Hip-hop battles in South Portland celebrate the love of dance

Mar. 18—Inside the South Portland Community Center on Saturday, dancers faced off, doing "battle."

Their battles were a friendly hip-hop competition during "The Exchange," an annual event that was called off for three years because of the pandemic. The last one was held in 2019.

"There's a lot of excitement," Portland Youth Dance's outreach director Elizabeth Lau said. "People are ready." The nonprofit, which offers free lessons to youth in the community, sponsored the event.

For hours, dancers performed energetic street moves that included freestyles of a blend of pantomime, athletic spins on hands and shoulders, and backward body flips. Hips, heads and knees rolled to the rhythm of lively music.

"Break dance is the foundation of hip-hop," Lau said. But hip-hop includes more extensive moves. "You'll see people popping, locking and house — amazing things." House is a music genre featuring a repetitive "four-on-the-floor" beat.

The Exchange attracted about 50 dancers of all ages from Maine and New England. There were two age groups, those under 10 and those 10 and older.

Two competitors in the younger group, a girl and boy, took turns dancing in front of judges as the audience clapped in rhythm to their moves. Both dancers earned compliments, and a winner was announced. The two then shook hands and posed for photos.

Another battle followed.

One was two teams of dancers in the older competition. One dancer was Josh Cronin, 18, of Lisbon, who teaches dance at the Alma-Lea's Dance Studio in Lisbon.

Cronin came solo, figuring he'd find someone to compete with him in the partner dance. But when his turn came up, Cronin was without a partner facing the opposing team. "I didn't have a partner. I looked back and my mom was coming up. I thought, 'Oh gosh, she's going to dance with me!'"

With no rehearsal together, the mother and son danced, each performing separately. With a positive attitude, the mother swung her body, arms and hips, and stepped and hopped to the music. The crowd appreciated the mother-and-son moves, giving them rousing cheers when the judges announced that the Cronins won the round.
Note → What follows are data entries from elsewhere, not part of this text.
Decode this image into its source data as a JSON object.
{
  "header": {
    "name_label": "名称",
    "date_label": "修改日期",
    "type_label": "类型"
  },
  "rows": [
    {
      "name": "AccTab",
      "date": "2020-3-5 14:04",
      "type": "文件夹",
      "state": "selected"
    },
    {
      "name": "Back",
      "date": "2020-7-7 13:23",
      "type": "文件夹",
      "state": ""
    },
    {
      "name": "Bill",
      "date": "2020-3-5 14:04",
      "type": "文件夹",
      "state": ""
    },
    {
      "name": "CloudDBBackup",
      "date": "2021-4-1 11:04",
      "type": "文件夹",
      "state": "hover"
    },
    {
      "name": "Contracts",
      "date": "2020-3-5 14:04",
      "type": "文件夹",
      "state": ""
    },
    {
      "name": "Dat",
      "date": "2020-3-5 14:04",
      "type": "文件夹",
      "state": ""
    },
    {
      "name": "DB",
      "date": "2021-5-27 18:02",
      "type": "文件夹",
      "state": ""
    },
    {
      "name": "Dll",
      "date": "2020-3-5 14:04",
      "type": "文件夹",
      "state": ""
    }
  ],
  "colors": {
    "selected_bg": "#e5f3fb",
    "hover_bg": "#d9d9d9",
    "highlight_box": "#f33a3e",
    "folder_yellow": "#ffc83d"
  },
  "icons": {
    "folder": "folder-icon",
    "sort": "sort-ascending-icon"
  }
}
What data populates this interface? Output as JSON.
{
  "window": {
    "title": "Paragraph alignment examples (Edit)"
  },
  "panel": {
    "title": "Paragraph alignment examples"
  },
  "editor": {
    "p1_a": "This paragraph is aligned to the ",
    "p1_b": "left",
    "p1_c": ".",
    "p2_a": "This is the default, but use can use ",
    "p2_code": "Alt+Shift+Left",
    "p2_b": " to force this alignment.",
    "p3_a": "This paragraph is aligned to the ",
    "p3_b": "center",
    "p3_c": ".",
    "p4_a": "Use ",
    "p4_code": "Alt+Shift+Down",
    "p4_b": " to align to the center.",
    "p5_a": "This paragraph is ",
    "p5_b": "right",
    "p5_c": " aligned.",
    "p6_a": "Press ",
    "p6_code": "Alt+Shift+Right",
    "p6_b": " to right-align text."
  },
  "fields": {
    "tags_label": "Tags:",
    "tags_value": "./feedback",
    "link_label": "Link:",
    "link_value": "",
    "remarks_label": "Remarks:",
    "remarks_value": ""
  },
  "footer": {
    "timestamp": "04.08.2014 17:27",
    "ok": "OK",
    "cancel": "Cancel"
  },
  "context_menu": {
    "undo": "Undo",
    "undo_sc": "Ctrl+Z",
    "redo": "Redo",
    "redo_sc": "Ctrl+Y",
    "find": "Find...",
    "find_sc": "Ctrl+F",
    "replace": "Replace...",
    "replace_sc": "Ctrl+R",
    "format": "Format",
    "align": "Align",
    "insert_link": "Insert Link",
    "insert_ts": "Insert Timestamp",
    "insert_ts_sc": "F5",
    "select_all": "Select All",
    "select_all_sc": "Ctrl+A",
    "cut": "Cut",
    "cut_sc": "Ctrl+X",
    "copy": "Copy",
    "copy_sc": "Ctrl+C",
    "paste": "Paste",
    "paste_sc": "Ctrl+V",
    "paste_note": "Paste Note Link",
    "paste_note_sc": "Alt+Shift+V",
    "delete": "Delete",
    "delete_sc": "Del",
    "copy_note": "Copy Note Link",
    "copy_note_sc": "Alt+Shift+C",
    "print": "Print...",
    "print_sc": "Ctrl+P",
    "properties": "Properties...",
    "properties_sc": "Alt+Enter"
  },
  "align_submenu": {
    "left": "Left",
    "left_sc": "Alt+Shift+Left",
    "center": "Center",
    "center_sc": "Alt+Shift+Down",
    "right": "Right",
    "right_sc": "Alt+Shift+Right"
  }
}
Heather Cronin said it was a last-minute decision to compete. "He's battling, not me. My son is registered."

Cronin said she's taken dance lessons at the Lisbon studio since she was 38. "I dabble in hip-hop," she said. "Dancing was always a passion of mine. I was lucky enough to have a son who had the same passion as his mom."

Josh Cronin said this year was the first time he participated in The Exchange. "I wanted to come a few years ago but COVID shut it down." He was pleased his mother volunteered to be his partner. "I've always wanted to do one of these events with my mom. She's a big inspiration to me."

Other students from dance studios were from Portland, Bath, Camden, Arundel, Buxton and Westbrook.

Watching the competition were Aria Pines, 17, Saphire Ensworth, 17, and Savana Swan, 18, who dance and teach outreach classes to children for Portland Youth Dance.

Pines was dancing on Saturday. The event "is super cool," she said. "It celebrates hip-hop." In Maine, the dance scene is not huge, she said. "It's great we're able to create this and bring the community together."

Ensworth, a modern-dance performer and teacher, said she was there to volunteer and support the event. For her, dance "is a big mental health thing. It keeps me happy, active and I meet other people who love dancing."

But she was not dancing on Saturday, pointing to her leg in a walking boot cast; she was struck by a car a few months ago. Ensworth has a few weeks left of wearing the boot, she said.

At the end of the day, the rounds of battles ended with three winners. The team "Eli" won for children 10 and under, "Ready for Everything" won in the boys vs. girls contest, and "Grace and Robo" won in the all-styles category, according to Carolyn Perazio of Portland, volunteer president of the board for Portland Youth Dance.

Saturday's hip-hop celebration introduces dancers to those from other communities, inside and outside of Maine, Perazio said.

"It really gets the dancers and kids to understand hip-hop is a culture of sharing, expression of dance and a wonderful extension of our community."